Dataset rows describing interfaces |
....

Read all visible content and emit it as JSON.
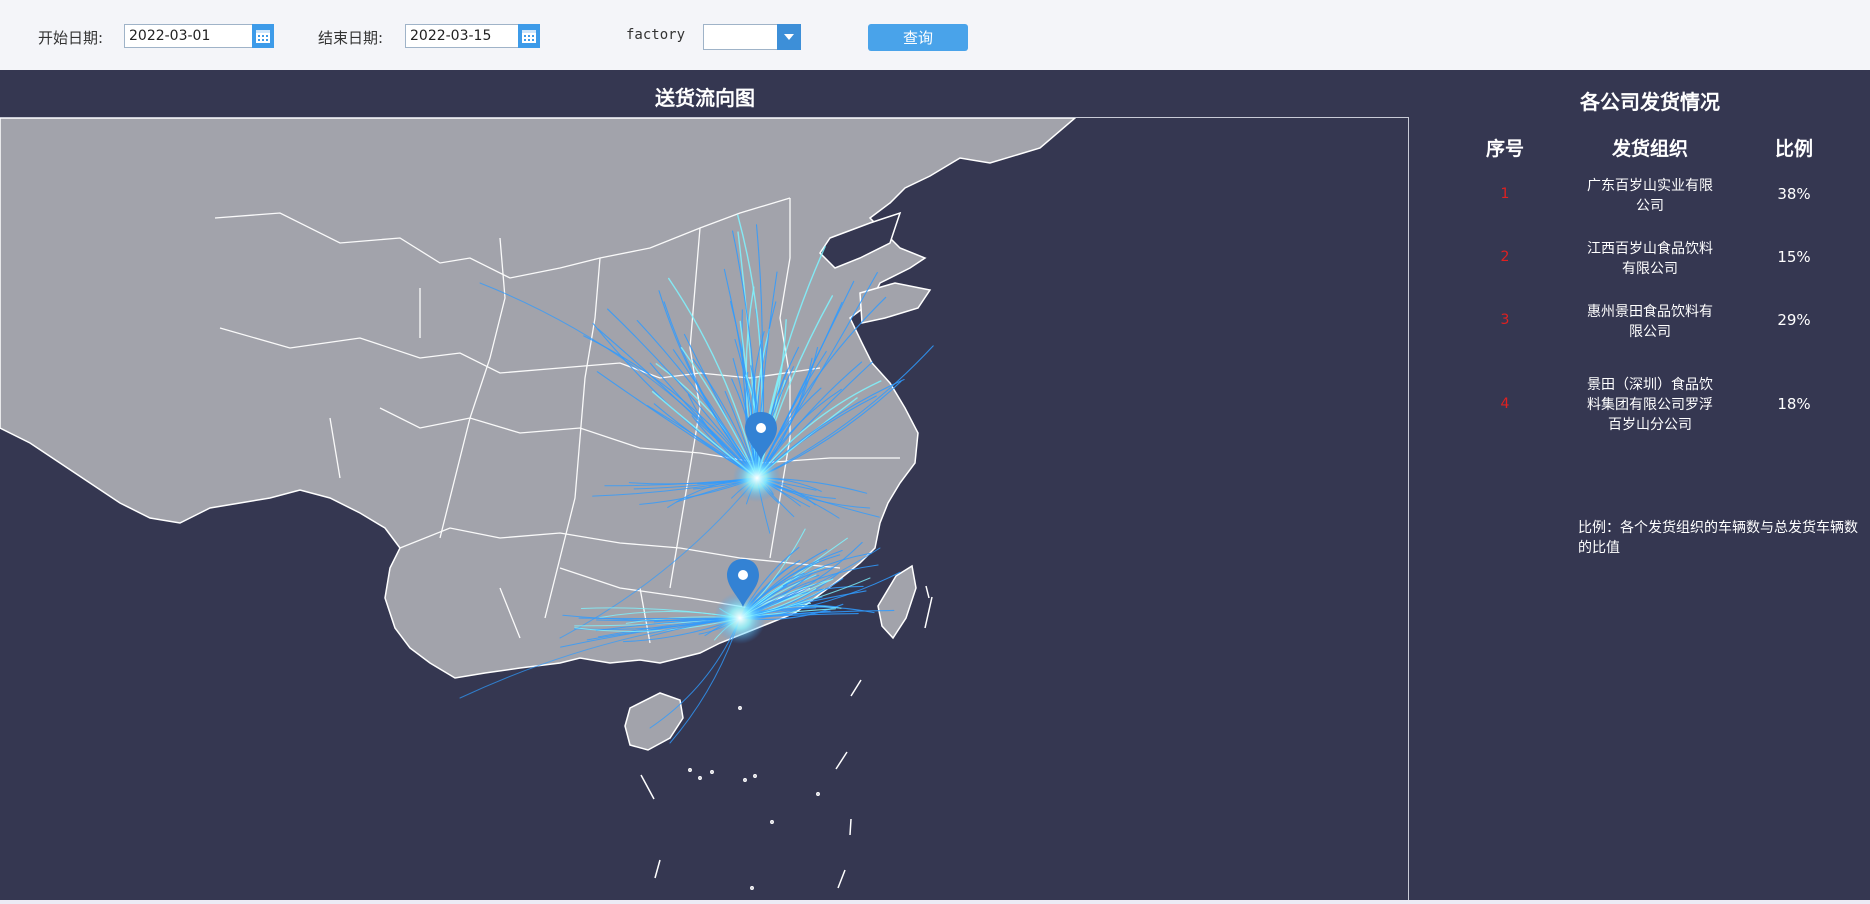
{
  "filters": {
    "start_label": "开始日期:",
    "start_value": "2022-03-01",
    "end_label": "结束日期:",
    "end_value": "2022-03-15",
    "factory_label": "factory",
    "factory_value": "",
    "query_label": "查询"
  },
  "map": {
    "title": "送货流向图"
  },
  "panel": {
    "title": "各公司发货情况",
    "headers": {
      "index": "序号",
      "org": "发货组织",
      "ratio": "比例"
    },
    "rows": [
      {
        "index": "1",
        "org_lines": [
          "广东百岁山实业有限",
          "公司"
        ],
        "ratio": "38%"
      },
      {
        "index": "2",
        "org_lines": [
          "江西百岁山食品饮料",
          "有限公司"
        ],
        "ratio": "15%"
      },
      {
        "index": "3",
        "org_lines": [
          "惠州景田食品饮料有",
          "限公司"
        ],
        "ratio": "29%"
      },
      {
        "index": "4",
        "org_lines": [
          "景田（深圳）食品饮",
          "料集团有限公司罗浮",
          "百岁山分公司"
        ],
        "ratio": "18%"
      }
    ],
    "note": "比例：各个发货组织的车辆数与总发货车辆数的比值"
  },
  "colors": {
    "dashboard_bg": "#353751",
    "land": "#a2a3ab",
    "flow": "#2f9bff",
    "flow_glow": "#7ff4ff",
    "index_red": "#e02020",
    "button_blue": "#49a3ea"
  }
}
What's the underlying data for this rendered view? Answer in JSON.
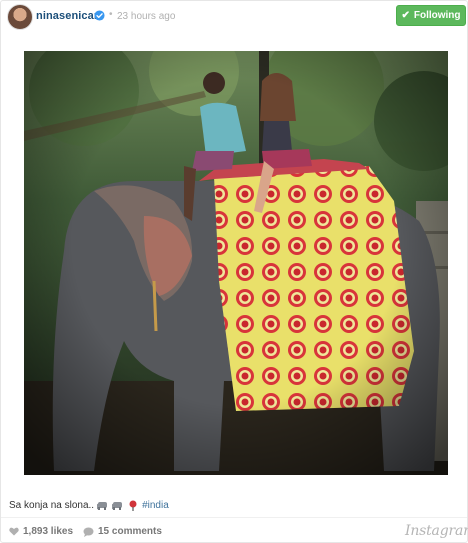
{
  "header": {
    "username": "ninasenicar",
    "separator": "•",
    "timestamp": "23 hours ago",
    "follow_label": "Following",
    "follow_color": "#5cb85c"
  },
  "photo": {
    "description_icon": "photo"
  },
  "caption": {
    "text": "Sa konja na slona..",
    "hashtag": "#india",
    "emojis": [
      "elephant-emoji",
      "elephant-emoji",
      "pin-emoji"
    ]
  },
  "footer": {
    "likes": "1,893 likes",
    "comments": "15 comments",
    "brand": "Instagram"
  },
  "colors": {
    "username": "#1c4f7a",
    "hashtag": "#3f729b",
    "muted": "#b0b0b0"
  }
}
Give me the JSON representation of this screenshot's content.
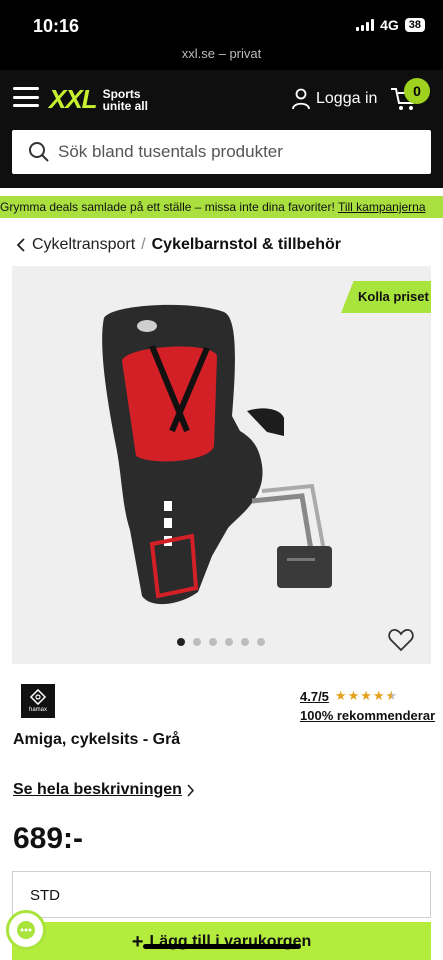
{
  "status": {
    "time": "10:16",
    "network": "4G",
    "battery": "38"
  },
  "browser": {
    "url": "xxl.se",
    "mode": "– privat"
  },
  "header": {
    "logo_text": "XXL",
    "logo_tagline_1": "Sports",
    "logo_tagline_2": "unite all",
    "login_label": "Logga in",
    "cart_count": "0",
    "accent_color": "#c7f030"
  },
  "search": {
    "placeholder": "Sök bland tusentals produkter"
  },
  "promo": {
    "text": "Grymma deals samlade på ett ställe – missa inte dina favoriter!",
    "link": "Till kampanjerna"
  },
  "breadcrumb": {
    "parent": "Cykeltransport",
    "separator": "/",
    "current": "Cykelbarnstol & tillbehör"
  },
  "gallery": {
    "badge": "Kolla priset",
    "image_count": 6,
    "active_index": 0
  },
  "product": {
    "brand": "hamax",
    "rating": "4.7/5",
    "stars": 4.5,
    "recommend": "100% rekommenderar",
    "title": "Amiga, cykelsits - Grå",
    "description_link": "Se hela beskrivningen",
    "price": "689:-",
    "variant": "STD",
    "add_to_cart": "Lägg till i varukorgen"
  }
}
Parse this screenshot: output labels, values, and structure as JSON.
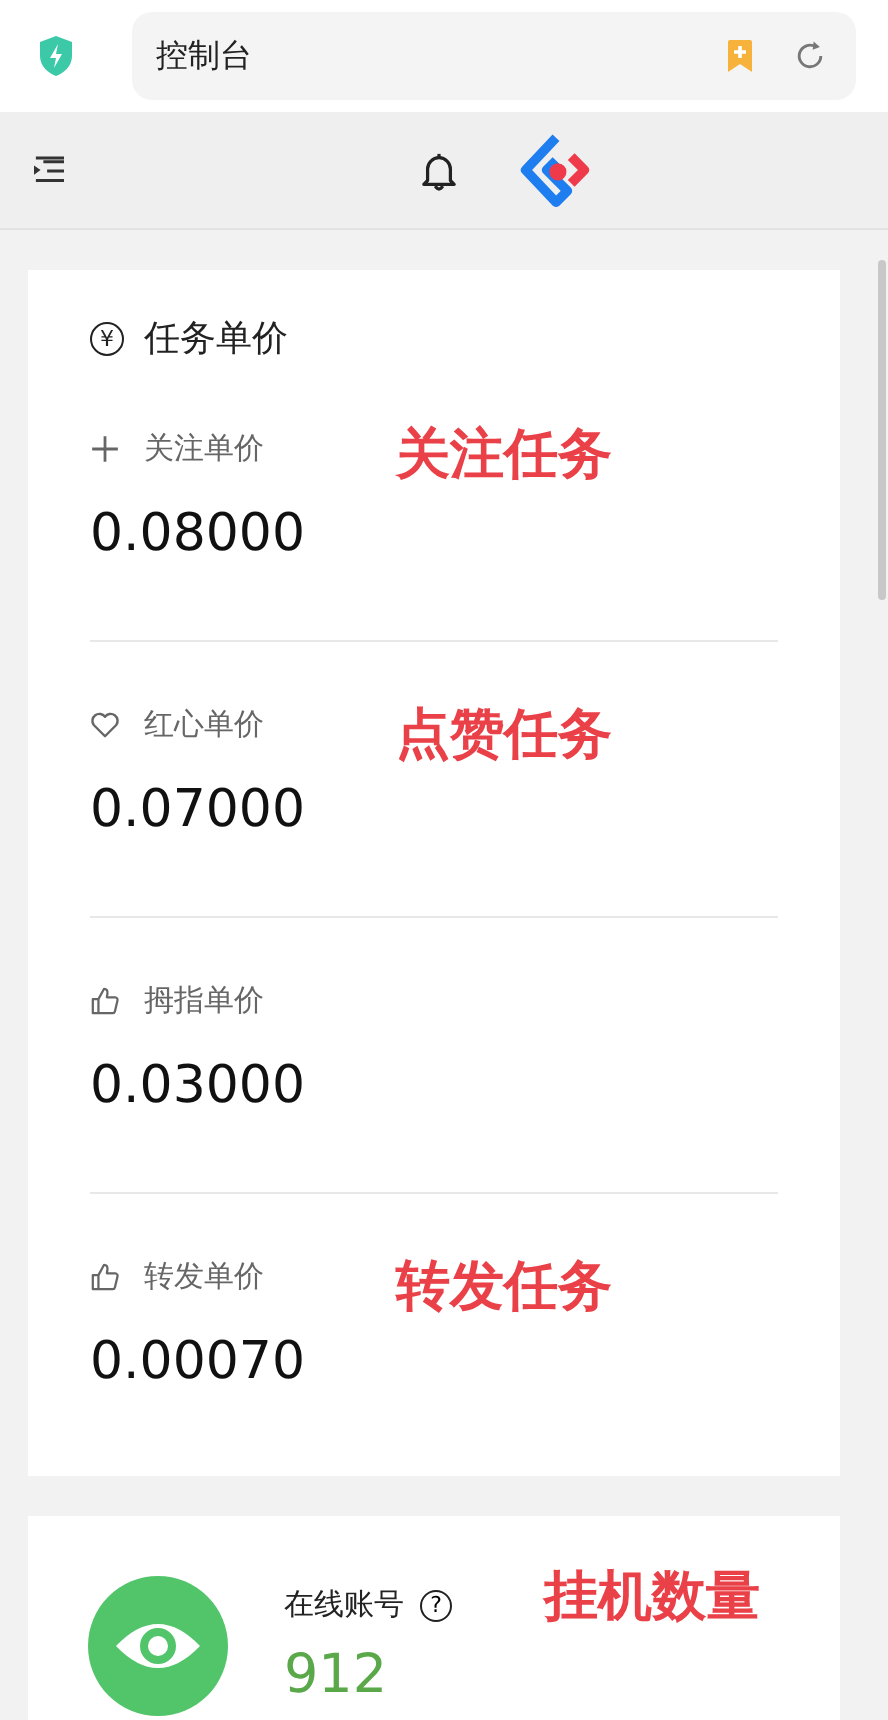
{
  "browser": {
    "address": "控制台"
  },
  "card": {
    "currency_symbol": "¥",
    "title": "任务单价",
    "items": [
      {
        "kind": "plus",
        "label": "关注单价",
        "value": "0.08000",
        "annotation": "关注任务"
      },
      {
        "kind": "heart",
        "label": "红心单价",
        "value": "0.07000",
        "annotation": "点赞任务"
      },
      {
        "kind": "thumb",
        "label": "拇指单价",
        "value": "0.03000"
      },
      {
        "kind": "thumb",
        "label": "转发单价",
        "value": "0.00070",
        "annotation": "转发任务"
      }
    ]
  },
  "online": {
    "label": "在线账号",
    "help": "?",
    "value": "912",
    "annotation": "挂机数量"
  }
}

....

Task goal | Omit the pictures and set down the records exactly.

Result below |
Read all visible content and emit it as JSON.
{
  "filters": {
    "start_label": "开始日期:",
    "start_value": "2022-03-01",
    "end_label": "结束日期:",
    "end_value": "2022-03-15",
    "factory_label": "factory",
    "factory_value": "",
    "query_label": "查询"
  },
  "map": {
    "title": "送货流向图"
  },
  "panel": {
    "title": "各公司发货情况",
    "headers": {
      "index": "序号",
      "org": "发货组织",
      "ratio": "比例"
    },
    "rows": [
      {
        "index": "1",
        "org_lines": [
          "广东百岁山实业有限",
          "公司"
        ],
        "ratio": "38%"
      },
      {
        "index": "2",
        "org_lines": [
          "江西百岁山食品饮料",
          "有限公司"
        ],
        "ratio": "15%"
      },
      {
        "index": "3",
        "org_lines": [
          "惠州景田食品饮料有",
          "限公司"
        ],
        "ratio": "29%"
      },
      {
        "index": "4",
        "org_lines": [
          "景田（深圳）食品饮",
          "料集团有限公司罗浮",
          "百岁山分公司"
        ],
        "ratio": "18%"
      }
    ],
    "note": "比例：各个发货组织的车辆数与总发货车辆数的比值"
  },
  "colors": {
    "dashboard_bg": "#353751",
    "land": "#a2a3ab",
    "flow": "#2f9bff",
    "flow_glow": "#7ff4ff",
    "index_red": "#e02020",
    "button_blue": "#49a3ea"
  }
}
What's the underlying data for this rendered view? Answer in JSON.
{
  "header": {
    "username": "ninasenicar",
    "separator": "•",
    "timestamp": "23 hours ago",
    "follow_label": "Following",
    "follow_color": "#5cb85c"
  },
  "photo": {
    "description_icon": "photo"
  },
  "caption": {
    "text": "Sa konja na slona..",
    "hashtag": "#india",
    "emojis": [
      "elephant-emoji",
      "elephant-emoji",
      "pin-emoji"
    ]
  },
  "footer": {
    "likes": "1,893 likes",
    "comments": "15 comments",
    "brand": "Instagram"
  },
  "colors": {
    "username": "#1c4f7a",
    "hashtag": "#3f729b",
    "muted": "#b0b0b0"
  }
}
Give me the JSON representation of this screenshot's content.
{
  "status": {
    "time": "10:16",
    "network": "4G",
    "battery": "38"
  },
  "browser": {
    "url": "xxl.se",
    "mode": "– privat"
  },
  "header": {
    "logo_text": "XXL",
    "logo_tagline_1": "Sports",
    "logo_tagline_2": "unite all",
    "login_label": "Logga in",
    "cart_count": "0",
    "accent_color": "#c7f030"
  },
  "search": {
    "placeholder": "Sök bland tusentals produkter"
  },
  "promo": {
    "text": "Grymma deals samlade på ett ställe – missa inte dina favoriter!",
    "link": "Till kampanjerna"
  },
  "breadcrumb": {
    "parent": "Cykeltransport",
    "separator": "/",
    "current": "Cykelbarnstol & tillbehör"
  },
  "gallery": {
    "badge": "Kolla priset",
    "image_count": 6,
    "active_index": 0
  },
  "product": {
    "brand": "hamax",
    "rating": "4.7/5",
    "stars": 4.5,
    "recommend": "100% rekommenderar",
    "title": "Amiga, cykelsits - Grå",
    "description_link": "Se hela beskrivningen",
    "price": "689:-",
    "variant": "STD",
    "add_to_cart": "Lägg till i varukorgen"
  }
}
Parse this screenshot: output labels, values, and structure as JSON.
{
  "browser": {
    "address": "控制台"
  },
  "card": {
    "currency_symbol": "¥",
    "title": "任务单价",
    "items": [
      {
        "kind": "plus",
        "label": "关注单价",
        "value": "0.08000",
        "annotation": "关注任务"
      },
      {
        "kind": "heart",
        "label": "红心单价",
        "value": "0.07000",
        "annotation": "点赞任务"
      },
      {
        "kind": "thumb",
        "label": "拇指单价",
        "value": "0.03000"
      },
      {
        "kind": "thumb",
        "label": "转发单价",
        "value": "0.00070",
        "annotation": "转发任务"
      }
    ]
  },
  "online": {
    "label": "在线账号",
    "help": "?",
    "value": "912",
    "annotation": "挂机数量"
  }
}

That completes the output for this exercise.